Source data
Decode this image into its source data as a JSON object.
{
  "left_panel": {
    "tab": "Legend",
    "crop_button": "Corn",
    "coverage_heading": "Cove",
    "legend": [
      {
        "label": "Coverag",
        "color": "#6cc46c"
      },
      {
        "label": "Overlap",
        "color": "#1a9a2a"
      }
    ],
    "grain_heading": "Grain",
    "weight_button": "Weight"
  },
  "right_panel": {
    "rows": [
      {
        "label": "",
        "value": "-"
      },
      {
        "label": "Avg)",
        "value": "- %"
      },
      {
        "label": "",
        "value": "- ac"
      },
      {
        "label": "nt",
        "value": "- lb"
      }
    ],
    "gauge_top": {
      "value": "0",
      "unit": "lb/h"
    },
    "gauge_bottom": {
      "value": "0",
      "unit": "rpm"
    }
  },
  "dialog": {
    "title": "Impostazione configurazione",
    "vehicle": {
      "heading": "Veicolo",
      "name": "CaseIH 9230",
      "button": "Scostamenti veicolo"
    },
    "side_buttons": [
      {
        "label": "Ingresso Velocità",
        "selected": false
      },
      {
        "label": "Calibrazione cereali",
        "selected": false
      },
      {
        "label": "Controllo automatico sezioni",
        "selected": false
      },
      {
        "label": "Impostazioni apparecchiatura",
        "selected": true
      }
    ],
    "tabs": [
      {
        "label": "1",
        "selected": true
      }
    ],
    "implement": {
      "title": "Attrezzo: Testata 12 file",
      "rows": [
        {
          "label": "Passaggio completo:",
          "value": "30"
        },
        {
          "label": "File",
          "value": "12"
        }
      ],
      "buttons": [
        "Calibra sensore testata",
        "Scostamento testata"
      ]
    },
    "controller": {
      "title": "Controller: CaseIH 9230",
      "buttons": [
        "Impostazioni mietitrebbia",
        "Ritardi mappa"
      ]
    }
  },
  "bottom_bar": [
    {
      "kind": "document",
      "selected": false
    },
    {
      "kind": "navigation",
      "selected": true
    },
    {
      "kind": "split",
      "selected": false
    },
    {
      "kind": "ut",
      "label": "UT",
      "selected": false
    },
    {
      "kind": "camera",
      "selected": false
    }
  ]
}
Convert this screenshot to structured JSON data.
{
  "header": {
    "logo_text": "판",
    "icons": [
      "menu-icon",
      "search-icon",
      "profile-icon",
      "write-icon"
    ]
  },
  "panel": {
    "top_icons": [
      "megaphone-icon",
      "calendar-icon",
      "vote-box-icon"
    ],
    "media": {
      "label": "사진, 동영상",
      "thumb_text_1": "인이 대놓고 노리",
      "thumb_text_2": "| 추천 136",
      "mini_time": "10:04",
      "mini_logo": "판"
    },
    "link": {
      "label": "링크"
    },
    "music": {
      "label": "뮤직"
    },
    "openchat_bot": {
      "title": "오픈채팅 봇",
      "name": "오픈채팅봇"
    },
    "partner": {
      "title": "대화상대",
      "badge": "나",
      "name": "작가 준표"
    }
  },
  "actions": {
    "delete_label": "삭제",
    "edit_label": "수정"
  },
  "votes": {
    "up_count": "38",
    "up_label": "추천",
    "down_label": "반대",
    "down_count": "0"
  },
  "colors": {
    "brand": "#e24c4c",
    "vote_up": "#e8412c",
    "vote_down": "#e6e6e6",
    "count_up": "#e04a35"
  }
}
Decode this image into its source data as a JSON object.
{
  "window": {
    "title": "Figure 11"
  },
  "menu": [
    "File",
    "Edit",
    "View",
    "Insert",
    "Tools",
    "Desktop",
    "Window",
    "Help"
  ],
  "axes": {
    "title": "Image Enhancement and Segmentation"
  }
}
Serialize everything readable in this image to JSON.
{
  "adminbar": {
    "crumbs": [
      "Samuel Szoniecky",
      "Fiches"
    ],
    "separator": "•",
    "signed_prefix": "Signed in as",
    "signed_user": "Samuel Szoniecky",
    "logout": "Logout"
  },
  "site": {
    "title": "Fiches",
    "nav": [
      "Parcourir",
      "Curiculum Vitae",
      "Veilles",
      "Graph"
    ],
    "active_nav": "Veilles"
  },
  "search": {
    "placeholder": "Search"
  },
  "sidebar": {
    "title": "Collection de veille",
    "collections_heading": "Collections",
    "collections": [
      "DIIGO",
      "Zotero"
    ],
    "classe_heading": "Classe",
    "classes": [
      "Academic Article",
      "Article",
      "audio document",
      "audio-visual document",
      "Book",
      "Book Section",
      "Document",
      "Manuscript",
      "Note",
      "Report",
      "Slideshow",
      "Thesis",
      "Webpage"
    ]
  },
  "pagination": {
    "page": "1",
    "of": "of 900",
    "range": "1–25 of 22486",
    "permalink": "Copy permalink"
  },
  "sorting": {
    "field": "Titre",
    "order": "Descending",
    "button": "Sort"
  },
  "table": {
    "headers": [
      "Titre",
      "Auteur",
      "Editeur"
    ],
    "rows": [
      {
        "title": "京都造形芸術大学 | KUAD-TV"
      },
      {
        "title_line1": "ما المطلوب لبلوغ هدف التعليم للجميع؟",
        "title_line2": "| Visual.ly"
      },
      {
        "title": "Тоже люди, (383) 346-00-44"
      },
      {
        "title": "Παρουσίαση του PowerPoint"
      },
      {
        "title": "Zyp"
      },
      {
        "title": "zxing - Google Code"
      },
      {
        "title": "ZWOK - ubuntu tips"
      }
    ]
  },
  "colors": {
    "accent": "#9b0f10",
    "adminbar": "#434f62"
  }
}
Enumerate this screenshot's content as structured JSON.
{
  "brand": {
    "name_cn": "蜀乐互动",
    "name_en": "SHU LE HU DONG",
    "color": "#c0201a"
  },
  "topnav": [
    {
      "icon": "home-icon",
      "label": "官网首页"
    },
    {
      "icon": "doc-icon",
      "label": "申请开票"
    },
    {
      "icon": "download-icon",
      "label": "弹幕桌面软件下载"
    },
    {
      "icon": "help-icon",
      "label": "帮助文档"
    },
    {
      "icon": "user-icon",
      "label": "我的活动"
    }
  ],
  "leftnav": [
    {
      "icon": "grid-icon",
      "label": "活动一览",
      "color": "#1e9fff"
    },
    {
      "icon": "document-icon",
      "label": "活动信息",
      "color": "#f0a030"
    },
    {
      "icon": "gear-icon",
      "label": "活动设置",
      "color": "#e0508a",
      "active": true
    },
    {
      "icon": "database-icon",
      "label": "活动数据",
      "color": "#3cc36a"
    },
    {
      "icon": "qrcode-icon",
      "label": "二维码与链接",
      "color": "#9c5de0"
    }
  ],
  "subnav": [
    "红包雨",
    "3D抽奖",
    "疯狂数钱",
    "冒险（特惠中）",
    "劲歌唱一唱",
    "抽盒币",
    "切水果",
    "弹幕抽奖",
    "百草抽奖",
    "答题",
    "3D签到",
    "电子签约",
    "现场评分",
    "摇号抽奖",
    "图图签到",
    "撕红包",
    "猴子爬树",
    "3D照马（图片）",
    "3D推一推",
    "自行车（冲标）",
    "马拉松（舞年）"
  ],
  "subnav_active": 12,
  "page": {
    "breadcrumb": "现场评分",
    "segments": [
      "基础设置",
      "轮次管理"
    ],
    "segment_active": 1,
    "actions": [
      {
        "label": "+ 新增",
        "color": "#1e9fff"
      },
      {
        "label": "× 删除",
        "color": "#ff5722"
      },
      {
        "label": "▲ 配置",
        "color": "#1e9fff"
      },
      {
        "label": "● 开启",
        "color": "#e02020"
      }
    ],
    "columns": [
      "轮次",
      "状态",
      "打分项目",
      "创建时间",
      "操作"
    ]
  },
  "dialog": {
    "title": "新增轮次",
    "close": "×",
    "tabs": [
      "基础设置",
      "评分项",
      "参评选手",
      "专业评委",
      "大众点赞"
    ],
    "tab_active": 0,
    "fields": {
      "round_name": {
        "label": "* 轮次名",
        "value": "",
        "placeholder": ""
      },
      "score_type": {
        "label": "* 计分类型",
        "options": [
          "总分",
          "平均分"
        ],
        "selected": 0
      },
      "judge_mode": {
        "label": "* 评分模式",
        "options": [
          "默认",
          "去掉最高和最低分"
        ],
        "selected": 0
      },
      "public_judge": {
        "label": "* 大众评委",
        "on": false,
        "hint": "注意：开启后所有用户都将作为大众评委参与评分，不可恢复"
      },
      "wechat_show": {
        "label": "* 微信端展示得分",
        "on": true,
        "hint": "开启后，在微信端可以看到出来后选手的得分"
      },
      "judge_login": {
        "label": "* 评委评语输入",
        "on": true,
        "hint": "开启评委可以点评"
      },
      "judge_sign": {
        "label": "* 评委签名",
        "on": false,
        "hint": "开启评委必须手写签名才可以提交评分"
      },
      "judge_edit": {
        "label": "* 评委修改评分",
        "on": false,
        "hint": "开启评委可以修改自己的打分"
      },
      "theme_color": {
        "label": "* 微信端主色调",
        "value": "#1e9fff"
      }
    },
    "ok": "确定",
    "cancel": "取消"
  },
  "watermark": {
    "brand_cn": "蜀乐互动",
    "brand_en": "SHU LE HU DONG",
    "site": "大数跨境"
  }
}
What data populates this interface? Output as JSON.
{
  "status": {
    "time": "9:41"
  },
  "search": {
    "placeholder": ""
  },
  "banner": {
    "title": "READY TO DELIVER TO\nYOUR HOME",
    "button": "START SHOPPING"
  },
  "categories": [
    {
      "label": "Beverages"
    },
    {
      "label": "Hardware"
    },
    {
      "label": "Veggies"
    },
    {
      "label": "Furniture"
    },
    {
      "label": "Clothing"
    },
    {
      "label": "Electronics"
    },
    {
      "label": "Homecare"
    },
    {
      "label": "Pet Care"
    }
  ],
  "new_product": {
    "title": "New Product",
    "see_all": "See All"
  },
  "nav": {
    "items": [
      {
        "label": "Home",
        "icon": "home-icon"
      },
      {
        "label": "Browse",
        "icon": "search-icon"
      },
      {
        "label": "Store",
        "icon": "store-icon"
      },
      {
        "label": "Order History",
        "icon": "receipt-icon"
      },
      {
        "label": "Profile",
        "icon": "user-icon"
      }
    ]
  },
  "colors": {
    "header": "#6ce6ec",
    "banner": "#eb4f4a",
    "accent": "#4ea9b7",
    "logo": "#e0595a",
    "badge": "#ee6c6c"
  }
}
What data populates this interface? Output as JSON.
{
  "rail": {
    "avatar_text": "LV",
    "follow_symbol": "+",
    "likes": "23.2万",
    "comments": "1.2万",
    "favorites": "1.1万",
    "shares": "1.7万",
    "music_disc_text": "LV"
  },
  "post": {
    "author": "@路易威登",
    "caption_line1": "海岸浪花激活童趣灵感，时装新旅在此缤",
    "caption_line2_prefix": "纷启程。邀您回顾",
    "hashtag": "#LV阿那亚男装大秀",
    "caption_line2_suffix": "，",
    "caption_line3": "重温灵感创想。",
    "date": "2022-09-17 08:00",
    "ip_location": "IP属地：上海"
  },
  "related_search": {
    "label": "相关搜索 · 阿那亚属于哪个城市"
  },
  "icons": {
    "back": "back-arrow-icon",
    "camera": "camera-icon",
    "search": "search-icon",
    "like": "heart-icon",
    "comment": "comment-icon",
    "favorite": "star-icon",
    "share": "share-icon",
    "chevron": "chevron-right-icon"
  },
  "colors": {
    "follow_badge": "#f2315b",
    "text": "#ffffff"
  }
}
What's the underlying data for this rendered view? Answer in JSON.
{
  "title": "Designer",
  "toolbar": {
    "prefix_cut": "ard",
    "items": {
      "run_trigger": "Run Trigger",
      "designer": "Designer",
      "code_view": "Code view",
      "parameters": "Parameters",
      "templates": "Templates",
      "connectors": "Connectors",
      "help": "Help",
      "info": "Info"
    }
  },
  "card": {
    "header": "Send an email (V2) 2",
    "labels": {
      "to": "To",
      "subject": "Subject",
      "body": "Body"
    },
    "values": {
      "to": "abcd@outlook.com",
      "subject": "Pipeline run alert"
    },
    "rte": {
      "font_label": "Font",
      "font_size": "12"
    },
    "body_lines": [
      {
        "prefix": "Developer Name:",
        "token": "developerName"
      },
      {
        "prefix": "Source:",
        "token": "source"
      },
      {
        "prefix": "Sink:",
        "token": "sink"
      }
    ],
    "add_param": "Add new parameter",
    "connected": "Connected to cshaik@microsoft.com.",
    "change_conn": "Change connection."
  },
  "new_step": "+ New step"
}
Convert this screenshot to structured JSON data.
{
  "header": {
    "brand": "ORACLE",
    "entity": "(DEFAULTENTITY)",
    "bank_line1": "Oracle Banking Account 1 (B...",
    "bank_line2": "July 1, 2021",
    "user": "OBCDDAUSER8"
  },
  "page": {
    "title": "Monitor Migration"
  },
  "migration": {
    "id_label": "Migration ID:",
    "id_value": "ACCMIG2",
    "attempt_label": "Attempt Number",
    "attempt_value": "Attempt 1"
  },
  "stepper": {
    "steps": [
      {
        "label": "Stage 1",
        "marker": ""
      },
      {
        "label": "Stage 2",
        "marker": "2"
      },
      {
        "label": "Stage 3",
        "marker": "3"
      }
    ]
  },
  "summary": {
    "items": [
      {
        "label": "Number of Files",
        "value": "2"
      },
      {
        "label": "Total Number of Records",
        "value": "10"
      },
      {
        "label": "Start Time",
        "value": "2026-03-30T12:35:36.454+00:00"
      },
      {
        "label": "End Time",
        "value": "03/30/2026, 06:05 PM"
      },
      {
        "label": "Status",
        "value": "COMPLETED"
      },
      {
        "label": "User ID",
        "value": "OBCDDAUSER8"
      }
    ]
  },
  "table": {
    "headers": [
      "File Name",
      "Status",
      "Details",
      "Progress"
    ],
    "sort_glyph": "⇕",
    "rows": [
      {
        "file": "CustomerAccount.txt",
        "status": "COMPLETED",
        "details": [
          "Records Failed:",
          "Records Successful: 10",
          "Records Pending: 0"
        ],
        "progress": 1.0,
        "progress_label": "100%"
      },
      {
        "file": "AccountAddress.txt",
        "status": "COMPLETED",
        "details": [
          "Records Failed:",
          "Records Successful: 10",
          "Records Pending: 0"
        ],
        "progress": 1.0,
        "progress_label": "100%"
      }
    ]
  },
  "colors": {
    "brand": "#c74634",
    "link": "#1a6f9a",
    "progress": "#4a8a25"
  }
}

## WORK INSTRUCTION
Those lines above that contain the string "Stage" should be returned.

## OUTPUT FOR THIS TASK
        "label": "Stage 1",
        "label": "Stage 2",
        "label": "Stage 3",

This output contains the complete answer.